Tensions in semiconductors rattle cross-Strait relations

Author: Yvette To, CityU

US House of Representatives Speaker Nancy Pelosi’s visit to Taiwan and President Joe Biden’s promise that the US would defend the island have heightened tensions in the Taiwan Strait. At the 20th National Congress of the Communist Party of China, President Xi Jinping stressed the importance of reunification with Taiwan.

The growing technological rivalry between the United States and China and the global shortage of chips make Taiwan’s role as the world’s leading supplier of semiconductors strategically and economically important for both powers.

The question is what will happen to global chip production in the event of a cross-strait military conflict. COVID-19 lockdowns have already disrupted the global supply of semiconductors. Since the world’s semiconductor production capacity is heavily concentrated in Asia, including Taiwan, South Korea and China, a cross-strait military conflict will undermine global semiconductor production. In a military confrontation, China could impose an embargo on Taiwanese exports of critical technologies.

Taiwan is home to several of the largest semiconductor foundries in the world. Together, they represent more than 63% of the global market share. The world is heavily dependent on the Taiwan Semiconductor Manufacturing Company (TSMC), which produces over 90% of the world’s most advanced semiconductors, including 5 nanometer chips.

Supply interruptions will directly impact Apple – TMSC’s biggest customer – Nvidia, Qualcomm and AMD. It will also disrupt major US tech companies specializing in the computer processors and chipsets that power modern devices, from consumer electronics and medical equipment to artificial intelligence and military technology.

With supplies from Taiwan cut in the event of a cross-strait conflict, companies may have to look to South Korea for replacement chips.
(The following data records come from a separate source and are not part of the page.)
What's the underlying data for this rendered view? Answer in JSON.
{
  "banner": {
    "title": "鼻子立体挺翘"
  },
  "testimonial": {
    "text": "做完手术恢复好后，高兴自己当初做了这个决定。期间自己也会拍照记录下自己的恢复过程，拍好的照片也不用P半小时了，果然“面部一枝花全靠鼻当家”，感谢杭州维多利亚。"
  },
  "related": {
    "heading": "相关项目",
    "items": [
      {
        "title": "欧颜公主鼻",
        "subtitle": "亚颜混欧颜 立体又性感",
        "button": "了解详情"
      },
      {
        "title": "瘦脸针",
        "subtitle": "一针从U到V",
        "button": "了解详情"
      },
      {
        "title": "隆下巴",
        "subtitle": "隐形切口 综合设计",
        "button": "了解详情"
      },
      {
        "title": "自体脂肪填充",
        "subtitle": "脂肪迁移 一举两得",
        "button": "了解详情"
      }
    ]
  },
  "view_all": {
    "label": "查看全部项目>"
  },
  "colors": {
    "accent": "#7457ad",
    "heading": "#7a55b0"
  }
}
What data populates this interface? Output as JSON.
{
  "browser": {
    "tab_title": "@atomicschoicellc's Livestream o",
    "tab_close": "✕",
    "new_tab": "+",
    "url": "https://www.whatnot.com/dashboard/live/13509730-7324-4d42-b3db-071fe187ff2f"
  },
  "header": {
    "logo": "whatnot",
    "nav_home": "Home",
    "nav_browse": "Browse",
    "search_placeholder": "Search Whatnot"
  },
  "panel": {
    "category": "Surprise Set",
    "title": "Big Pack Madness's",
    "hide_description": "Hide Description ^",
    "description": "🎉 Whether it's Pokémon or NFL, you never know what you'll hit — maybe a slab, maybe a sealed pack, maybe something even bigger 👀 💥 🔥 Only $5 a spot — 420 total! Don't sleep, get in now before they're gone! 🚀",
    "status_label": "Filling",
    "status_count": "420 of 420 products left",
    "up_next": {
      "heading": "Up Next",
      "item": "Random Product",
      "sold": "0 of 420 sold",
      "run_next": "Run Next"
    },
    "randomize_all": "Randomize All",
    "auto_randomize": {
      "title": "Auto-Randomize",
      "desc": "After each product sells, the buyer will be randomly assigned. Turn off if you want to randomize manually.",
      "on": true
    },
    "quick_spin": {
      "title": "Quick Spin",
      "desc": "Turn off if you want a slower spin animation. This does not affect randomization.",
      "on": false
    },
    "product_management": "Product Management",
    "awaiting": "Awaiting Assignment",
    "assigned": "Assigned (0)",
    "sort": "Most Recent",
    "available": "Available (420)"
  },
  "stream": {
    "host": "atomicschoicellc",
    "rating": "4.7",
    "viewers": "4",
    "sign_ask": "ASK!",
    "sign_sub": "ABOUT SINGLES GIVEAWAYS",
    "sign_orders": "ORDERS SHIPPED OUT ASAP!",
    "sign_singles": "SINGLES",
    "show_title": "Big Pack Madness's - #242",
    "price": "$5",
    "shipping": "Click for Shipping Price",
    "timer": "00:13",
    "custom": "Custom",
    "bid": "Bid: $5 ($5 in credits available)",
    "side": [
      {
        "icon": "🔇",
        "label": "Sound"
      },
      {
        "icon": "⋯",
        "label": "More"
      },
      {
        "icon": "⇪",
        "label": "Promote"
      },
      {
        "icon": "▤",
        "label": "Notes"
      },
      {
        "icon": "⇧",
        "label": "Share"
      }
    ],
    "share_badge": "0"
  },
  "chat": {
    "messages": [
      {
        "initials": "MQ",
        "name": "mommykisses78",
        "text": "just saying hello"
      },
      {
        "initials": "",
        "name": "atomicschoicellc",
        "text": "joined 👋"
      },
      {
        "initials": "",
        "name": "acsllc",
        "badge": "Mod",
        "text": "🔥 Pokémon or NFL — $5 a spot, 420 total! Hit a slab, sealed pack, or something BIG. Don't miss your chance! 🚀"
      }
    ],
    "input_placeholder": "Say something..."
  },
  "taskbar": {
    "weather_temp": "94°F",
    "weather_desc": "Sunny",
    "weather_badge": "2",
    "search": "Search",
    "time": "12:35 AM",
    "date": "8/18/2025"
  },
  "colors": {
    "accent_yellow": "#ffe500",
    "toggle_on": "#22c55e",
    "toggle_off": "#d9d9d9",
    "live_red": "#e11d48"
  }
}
Samsung is the world’s second-largest semiconductor foundry by revenue, accounting for about 17% of the global market, a share 35% lower than TSMC’s. But production capacity at South Korean smelters is unlikely to meet global demand, and Seoul could be drawn into the conflict if the United States gets involved.

Chinese foundries produce around 8% of the world’s semiconductors. But even if Chinese companies keep their semiconductor production in a cross-strait dispute, the chips they can mass-produce are mainly 28-nanometer and 14-nanometer chips. These are less sophisticated and less powerful than the 7 nanometers and 5 nanometers manufactured by TSMC and Samsung.

Although there were reports in August 2022 that China’s Semiconductor Manufacturing International Corporation had made a big leap in the successful development of 7-nanometer chips, the company’s mass production capability remains unknown. . Indeed, the global semiconductor supply chain is complex and involves different manufacturing steps requiring high, medium and low-skilled inputs. Any disruption will impact both upstream and downstream industries.

Southeast Asian countries are also involved in semiconductor manufacturing. Malaysia packages and tests newly manufactured semiconductors, which account for 13% of the global market share. Singapore operates manufacturing plants for US-based Micron and GlobalFoundries and several assembly and test facilities for Taiwanese companies.

Many industries depend on a stable supply of semiconductors, which exposes them to the effects of cross-Strait conflict. The automotive industry is still grappling with the global chip shortage that emerged in 2020. In recent years, automakers have been competing with other consumer electronics vendors on Asian-made chips. Some auto giants have already cut production, while others expect the chip crunch to last until 2024. A military dispute involving the world’s chip production hub will further strain industry, creating ripple effects on other parts of the automotive supply chain.

The effects of cross-strait conflict can be mitigated by building supply chain resilience. Some countries and companies have already started to diversify and secure their semiconductor supply chains. But diversification comes at a cost. The U.S. Chips and Science Act uses federal grants to incentivize tech companies — including American, Taiwanese, and South Korean companies — to invest in the development and manufacturing of cutting-edge chips in the United States. Companies are not allowed to build advanced chip manufacturing facilities in China for 10 years to receive these subsidies.

While incentives to relocate and relocate friends can help stabilize semiconductor supply, incentives move the world away from multilateral trade toward geopolitical trading blocs. The semiconductor industry is the first to experience this change, but it won’t be the last.

A cross-strait military conflict would be a lose-lose situation for the warring parties and the world. Given the high stakes, the leaders of the United States and China should maintain an ongoing dialogue to communicate their interests as well as their differences. The United States should refrain from actions that would arouse Beijing’s suspicions of American support for Taiwan independence.

Maintaining the status quo is essential to maintaining peace in the strait. To that end, the United States should continue to work with allies in the region, including Japan, South Korea, the Philippines, and Australia, to share intelligence and prepare militarily for any future conflict.

Yvette To is a postdoc in the Department of Public and International Affairs at the City University of Hong Kong.

About Thomas Brown

Check Also

WRAPUP 4-G20 reviews resolution condemning Russian invasion

(Updates with draft resolution details) * Most G20 members could strongly condemn the war in …